New Orleans coach Sean Payton coached the game on crutches in his return to the sideline after a collision with one of his players left him with a broken left leg and severe knee injuries nearly a month ago.
"I just felt like this was an important game," Payton said. "That presence is important. I talked to the doctors this morning."
Drew Brees went 30 of 43 for 322 yards, including a pair of touchdowns. Marques Colston had eight catches for 113 yards. The Saints were certainly glad to have their coach among them, not sending down calls from the booth.
"It was great having him, just his presence," Brees said. "He couldn't wait to get back down there. He has his hands in everything."

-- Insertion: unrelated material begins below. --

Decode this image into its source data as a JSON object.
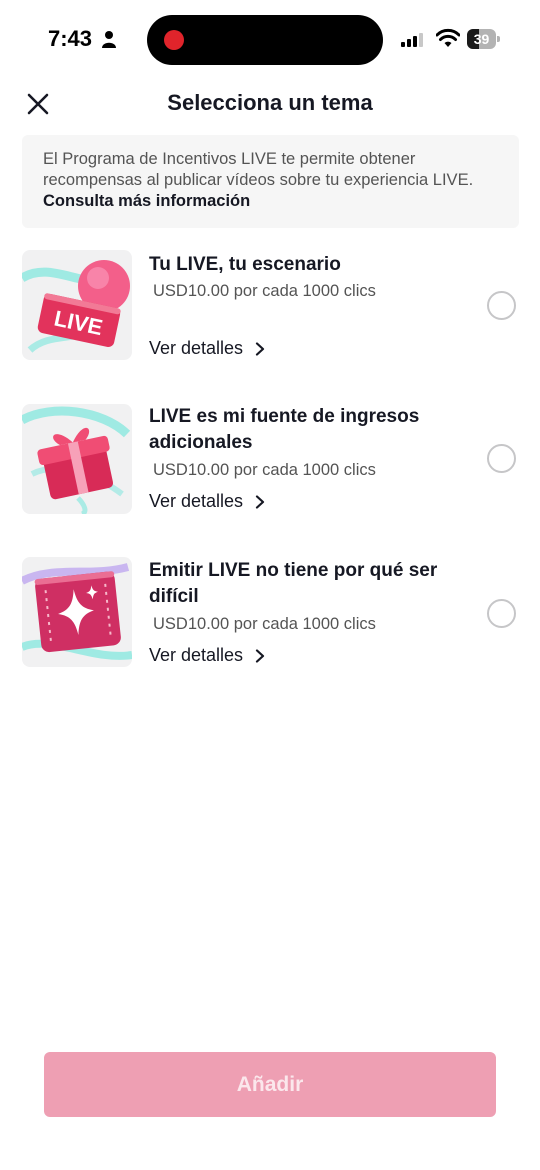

Ryan threw a staggering 52 passes, completing 29 for 351 yards and two touchdowns. Harry Douglas became his favorite receiver after rookie Julio Jones left the game, sidelined again by an ailing hamstring. Douglas finished with eight receptions for 133 yards.
Turner rushed for 96 yards, but couldn't get the one yard that mattered most.
"We've just got to get a couple inches. Make that play and move on," center Todd McClure groaned. "I like the fact our coach has faith in us to make the play."
Brees was impressed by Smith's courage, if nothing else.
"It takes some steel and you-know-what to make that call," the quarterback said. "This one play is the game."
In regulation, Atlanta was down to its last chance, facing fourth-and-3 at the New Orleans 45 with about 4½ minutes remaining. Ryan kept the drive going by hitting Roddy White on a 6-yard completion, then struck quickly with two more passes to make a game of it. A 19-yarder to White was followed by a 20-yard touchdown to Tony Gonzalez with 4:13 to go, bringing the Falcons to 23-20.
With only one timeout remaining, the Falcons felt compelled to try an onside kick. It didn't work.
The Saints moved into position to give Kasay a 45-yard try. He drilled the kick right down the middle, but Jimmy Graham was called for holding and New Orleans decided to back up the Falcons with a punt.
After Eric Weems made a fair catch at the Atlanta 5, the Falcons put together a clutch drive that forced OT. Ryan hooked up three times with Douglas on completions totaling 66 yards, and Atlanta actually had plenty of time to take three shots at the end zone for a winning touchdown.
They caught a break on Ryan's first throw over the middle, which was right in the hands of New Orleans safety Roman Harper. He couldn't hang on. Ryan then looked for White, but Jabari Greer got a hand on the ball to knock it away. After one more incompletion, Bryant trotted on to make his third field goal.
Notes: Brees extended his NFL record with a 30th straight game completing at least 20 passes. ... Bryant missed a 41-yard field goal on the final play of the first half, snapping his franchise-record streak of 30 in a row over two seasons. ... The Saints rushed for just 41 yards on 16 carries.